Adobe Systems released emergency security updates for Flash Player in order to fix a vulnerability that has been exploited in attacks against users since earlier this month.
The attacks were discovered by security researchers from Kaspersky Lab and were launched from a website set up by the Syrian Ministry of Justice to receive complaints about law violations. It's not clear who was behind the attack, but the site had been compromised in the past by hackers.
"We received a sample of the first exploit on April 14, while a sample of the second came on April 16," Vyacheslav Zakorzhevsky, manager of the vulnerability research group at Kaspersky Lab said in a blog post Monday. "The first exploit was initially recorded by KSN [the Kaspersky Security Network] on April 9, when it was detected by a general heuristic signature."

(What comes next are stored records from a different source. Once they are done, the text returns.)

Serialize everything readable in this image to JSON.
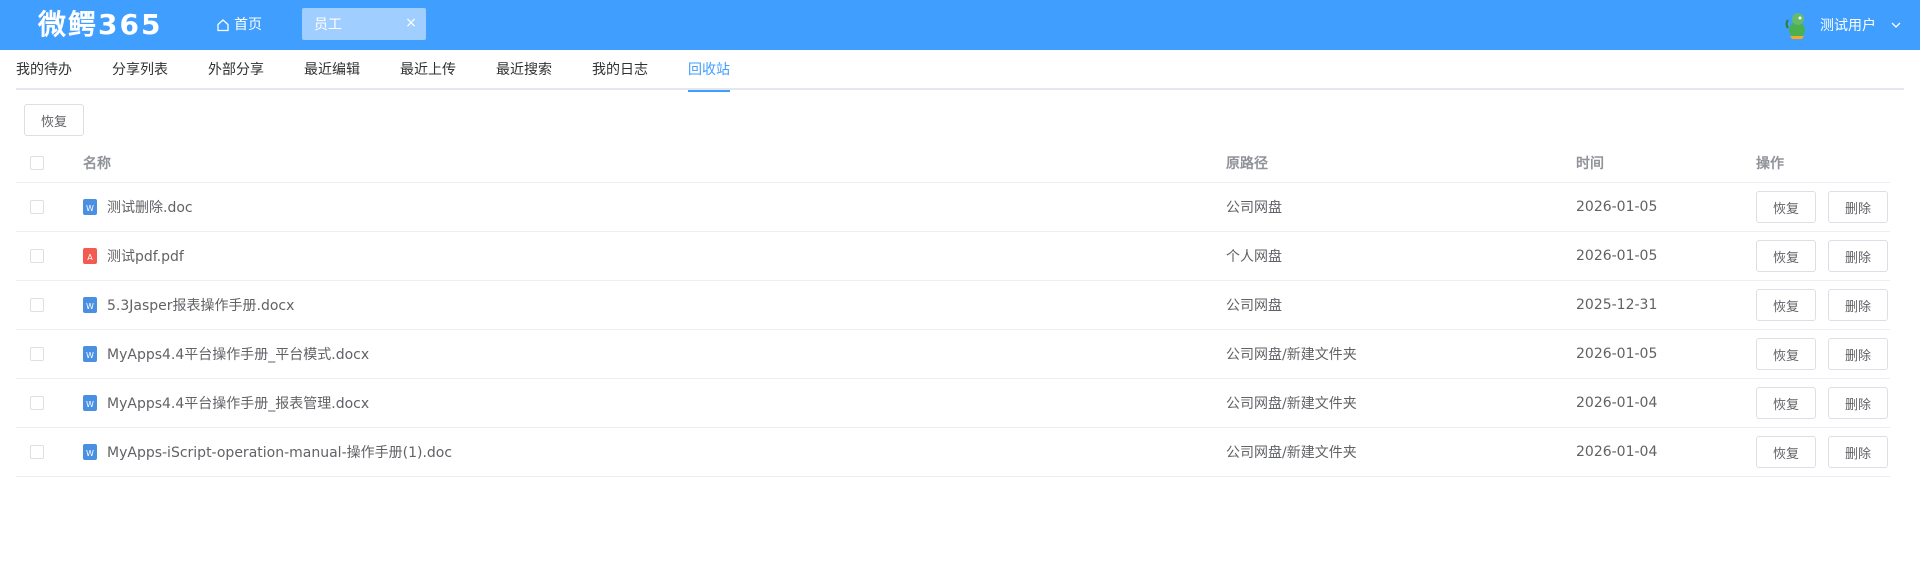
{
  "header": {
    "logo": "微鳄365",
    "home_label": "首页",
    "open_tab_label": "员工",
    "close_glyph": "×",
    "user_name": "测试用户",
    "accent_color": "#409eff"
  },
  "subnav": {
    "items": [
      {
        "label": "我的待办"
      },
      {
        "label": "分享列表"
      },
      {
        "label": "外部分享"
      },
      {
        "label": "最近编辑"
      },
      {
        "label": "最近上传"
      },
      {
        "label": "最近搜索"
      },
      {
        "label": "我的日志"
      },
      {
        "label": "回收站"
      }
    ],
    "active": "回收站"
  },
  "toolbar": {
    "restore_label": "恢复"
  },
  "table": {
    "columns": {
      "name": "名称",
      "path": "原路径",
      "time": "时间",
      "ops": "操作"
    },
    "restore_label": "恢复",
    "delete_label": "删除",
    "rows": [
      {
        "name": "测试删除.doc",
        "type": "word",
        "icon": "word-file-icon",
        "path": "公司网盘",
        "time": "2026-01-05"
      },
      {
        "name": "测试pdf.pdf",
        "type": "pdf",
        "icon": "pdf-file-icon",
        "path": "个人网盘",
        "time": "2026-01-05"
      },
      {
        "name": "5.3Jasper报表操作手册.docx",
        "type": "word",
        "icon": "word-file-icon",
        "path": "公司网盘",
        "time": "2025-12-31"
      },
      {
        "name": "MyApps4.4平台操作手册_平台模式.docx",
        "type": "word",
        "icon": "word-file-icon",
        "path": "公司网盘/新建文件夹",
        "time": "2026-01-05"
      },
      {
        "name": "MyApps4.4平台操作手册_报表管理.docx",
        "type": "word",
        "icon": "word-file-icon",
        "path": "公司网盘/新建文件夹",
        "time": "2026-01-04"
      },
      {
        "name": "MyApps-iScript-operation-manual-操作手册(1).doc",
        "type": "word",
        "icon": "word-file-icon",
        "path": "公司网盘/新建文件夹",
        "time": "2026-01-04"
      }
    ]
  }
}
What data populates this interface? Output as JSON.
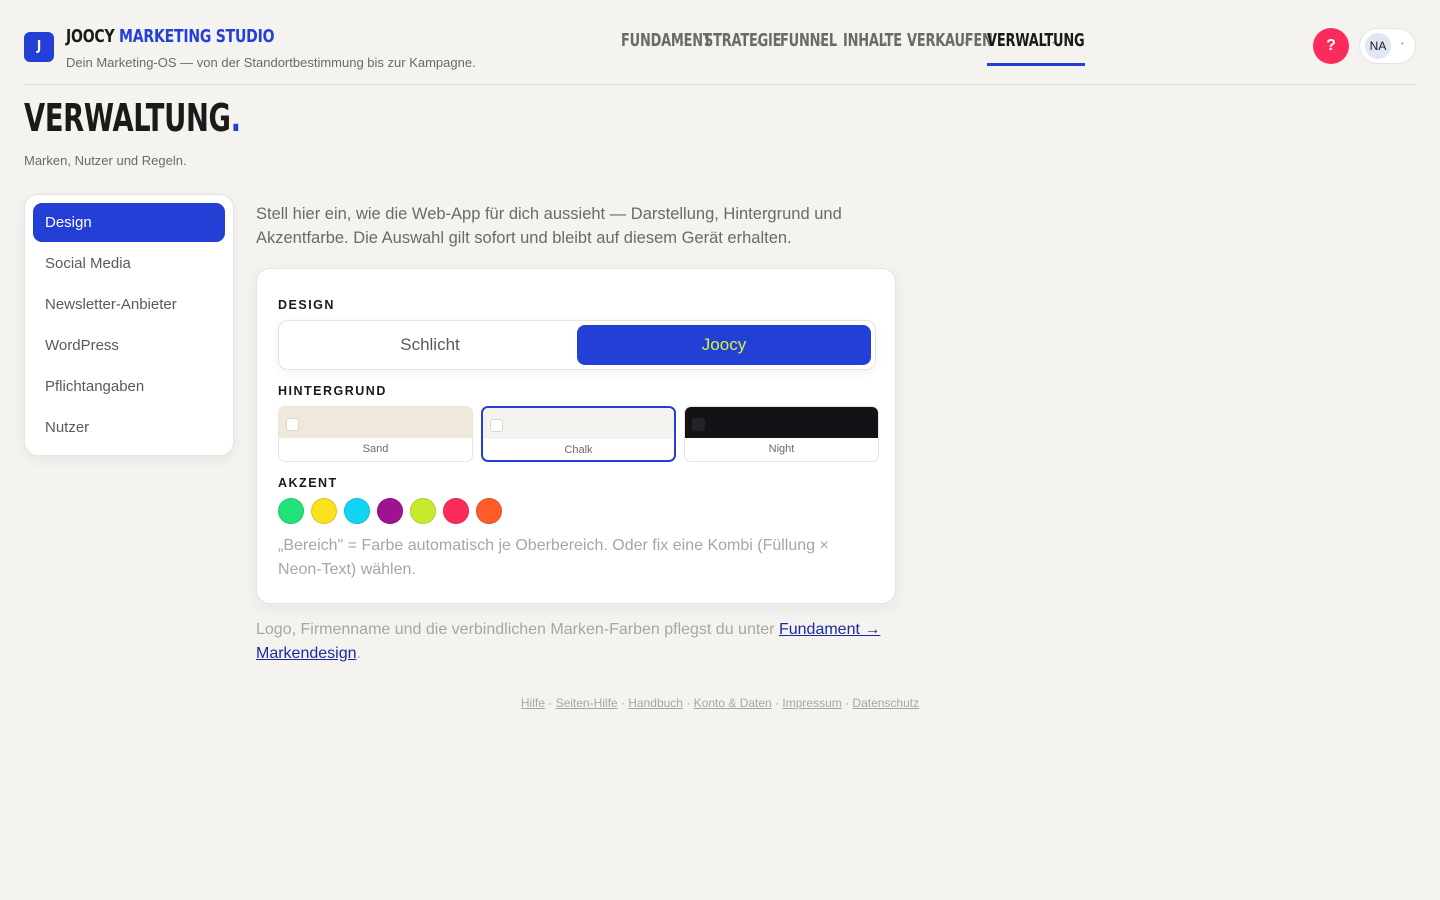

While the two exploits leveraged the same, previously unknown, vulnerability in Flash Player they targeted users in different ways. One exploit could have been used to infect any computer with Flash Player installed, but the second specifically required Adobe Flash Player 10 ActiveX and the Cisco MeetingPlace Express Add-In to be installed on the targeted systems.
The Cisco Unified MeetingPlace Express is a Web collaboration and video conferencing product developed by Cisco Systems and the Kaspersky researchers believe the exploit authors were trying to use it to spy on their targets.
It's not known what kind of malware the exploits delivered because the payload files that they were designed to download and execute on the victim computers had been removed from the remote server where they were hosted by the time the attacks were discovered.
Given the nature of the site used to host the exploits and the fact that all identified victims -- seven unique users -- were based in Syria, "we believe the attack was designed to target Syrian dissidents complaining about the government," Zakorzhevsky said.
The vulnerability was fixed Monday in the newly released Flash Player 22.214.171.124 for Windows and Mac and Flash Player 126.96.36.1996 for Linux. The Flash Player versions bundled with Google Chrome, Internet Explorer 10 on Windows 8 and Internet Explorer 11 on Windows 8.1, will get the fix automatically through the respective update mechanisms of those browsers.
"Although we've only seen a limited number attempts to exploit this vulnerability, we're strongly recommending users to update their versions of Adobe Flash Player software," Zakorzhevsky said via email. "It is possible that once information about this vulnerability becomes known, criminals will try to reproduce these new exploits or somehow get the existing variants and use them in other attacks."
It's likely that cybercriminals will try to profit from this vulnerability even with a patch available, because it will take some time for all users to update their Flash Player installations, Zakorzhevsky said. "Unfortunately this vulnerability will be dangerous for a while."
News of this Flash Player zero-day exploit comes after Saturday Microsoft warned customers about attacks exploiting a previously unknown vulnerability in Internet Explorer.